Water Recycling – A water filtration system providing safe, affordable drinking water throughout the world is the result of NASA's Regenerative Environmental Control and Life Support System, a complex system of devices intended to sustain the astronauts living on the ISS.

Wound-Healing LEDs – Tiny light-emitting diode (LED) chips used to grow plants on the International Space Station are used for wound healing and chronic pain alleviation on Earth. They have been successfully applied in cases of pediatric brain tumors and the prevention of oral mucositis in bone marrow transplant patients.

Multilayer textiles created for the airbags that cushioned the landings of the Mars Pathfinder and rovers have enabled the creation of body armor for public safety officers and the military.

In 1997, NASA's Sojourner robot became the first rover to explore the surface of Mars. The challenges such an enterprise poses have necessitated new technologies that are not only bringing us closer to the Red Planet, but also improving life on Earth. Here are some examples of the remarkable spinoffs to emerge from these efforts.

Panoramic Cameras – Mars rover technology inspired the Gigapan robotic platform for consumer cameras.

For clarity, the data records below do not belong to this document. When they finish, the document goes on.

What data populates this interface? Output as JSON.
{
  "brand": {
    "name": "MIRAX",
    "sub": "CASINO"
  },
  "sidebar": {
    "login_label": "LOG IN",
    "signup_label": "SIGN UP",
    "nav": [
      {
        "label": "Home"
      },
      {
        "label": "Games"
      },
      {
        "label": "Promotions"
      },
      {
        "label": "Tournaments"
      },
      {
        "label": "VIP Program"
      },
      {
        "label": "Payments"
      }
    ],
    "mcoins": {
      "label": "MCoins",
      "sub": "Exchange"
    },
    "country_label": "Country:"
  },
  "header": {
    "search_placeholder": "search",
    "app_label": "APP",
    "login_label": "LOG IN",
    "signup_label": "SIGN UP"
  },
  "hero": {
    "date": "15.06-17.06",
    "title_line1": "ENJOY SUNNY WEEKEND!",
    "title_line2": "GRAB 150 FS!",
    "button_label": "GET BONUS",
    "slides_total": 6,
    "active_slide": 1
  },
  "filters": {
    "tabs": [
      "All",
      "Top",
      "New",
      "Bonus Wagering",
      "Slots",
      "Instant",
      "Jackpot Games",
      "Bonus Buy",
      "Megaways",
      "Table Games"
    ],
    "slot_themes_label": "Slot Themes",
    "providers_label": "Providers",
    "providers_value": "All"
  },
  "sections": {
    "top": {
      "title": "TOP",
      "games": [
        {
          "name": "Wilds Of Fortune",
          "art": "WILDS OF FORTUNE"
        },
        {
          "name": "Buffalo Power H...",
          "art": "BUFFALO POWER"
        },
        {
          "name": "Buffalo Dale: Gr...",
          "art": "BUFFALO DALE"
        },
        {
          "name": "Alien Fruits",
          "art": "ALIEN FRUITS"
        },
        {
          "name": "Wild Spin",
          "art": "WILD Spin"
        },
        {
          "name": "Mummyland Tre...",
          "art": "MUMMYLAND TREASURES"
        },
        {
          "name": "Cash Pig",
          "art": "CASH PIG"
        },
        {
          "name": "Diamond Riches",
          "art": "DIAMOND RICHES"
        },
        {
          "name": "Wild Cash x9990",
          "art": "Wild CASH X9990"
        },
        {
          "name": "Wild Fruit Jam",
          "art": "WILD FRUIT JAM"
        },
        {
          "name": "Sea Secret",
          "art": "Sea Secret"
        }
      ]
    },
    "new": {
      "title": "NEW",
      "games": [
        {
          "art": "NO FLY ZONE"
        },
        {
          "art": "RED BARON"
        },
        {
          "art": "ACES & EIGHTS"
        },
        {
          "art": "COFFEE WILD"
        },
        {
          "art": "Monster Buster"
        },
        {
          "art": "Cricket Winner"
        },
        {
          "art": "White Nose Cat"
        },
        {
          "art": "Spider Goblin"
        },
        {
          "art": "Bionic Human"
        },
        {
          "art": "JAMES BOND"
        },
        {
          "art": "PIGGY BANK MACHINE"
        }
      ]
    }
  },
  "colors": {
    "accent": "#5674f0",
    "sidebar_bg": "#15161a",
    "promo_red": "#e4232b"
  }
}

Using photographic stitching software, the platform automates the creation of digital panoramas containing incredible detail.

Anthrax Detector – Designed originally as a bacterial spore detection system for Mars-bound spacecraft, the technology in the Anthrax Smoke Detector tests airborne particles for weaponized anthrax. The device is being used at airports, office buildings, and post offices worldwide.

Publicly accessible geo-spatial views of cities are now created with the help of 3D datageneration software invented by NASA for imaging and navigation of the surface of Mars. The maps are used for municipal and commercial applications.

Rock and Mineral Analysis – NASA funded research into the next generation of scientific instruments for materials analysis for Mars rover missions. The resulting analyzer provides fast identification of rocks and minerals, useful for chemical, pharmaceutical, and forensics applications.

Voltage Sensors – Concern over static electricity damaging components on the Mars rovers led to the development of tiny sensors — small enough to be worn on clothing — for monitoring voltage changes near sensitive instruments, fuel operations, avionics, or anywhere a jolt of static electricity could prove harmful.

Cell Analysis Tools – Research into space-grown plants — a potential food supply for astronauts on a long mission to Mars — inspired the creation of technology for measuring thousands of cell traits at once, assisting in the evaluation of new drugs by providing critical information on how drugs affect specific cells.

Advanced Sensors – Powerful photode-tectors are necessary for laser communications — a way that Mars colonists might one day phone home. NASA supported the development of a small, energy-efficient sensor capable of detecting single photons that is now commercially available for multiple light sensing applications, such as night vision goggles.

Mapping Technology – Publicly accessible, geospatial views of cities are created with the help of 3D data-generation software invented by NASA for imaging and navigation of the surface of Mars. The 3D city maps are used for municipal and commercial applications.

Mars rover technology inspired the Gigapan robotic platform for consumer cameras that automates the creation of digital panoramas containing incredible detail.

Body Armor – Multilayer textiles that were created for the airbags that cushioned the landings of the Mars Pathfinder and Mars rovers have enabled the creation of body armor for public safety officers and the military that is more comfortable than traditional protective gear, yet comparable to rigid steel plates.

Military Robot – NASA expertise developed while building the Mars rovers has allowed for the creation of tough, highly mobile tactical robots with the ability to search dangerous or inaccessible areas, helping to keep soldiers and first responders out of harm's way.

For information on thousands more NASA-developed commercial technologies, visit Spinoff at here .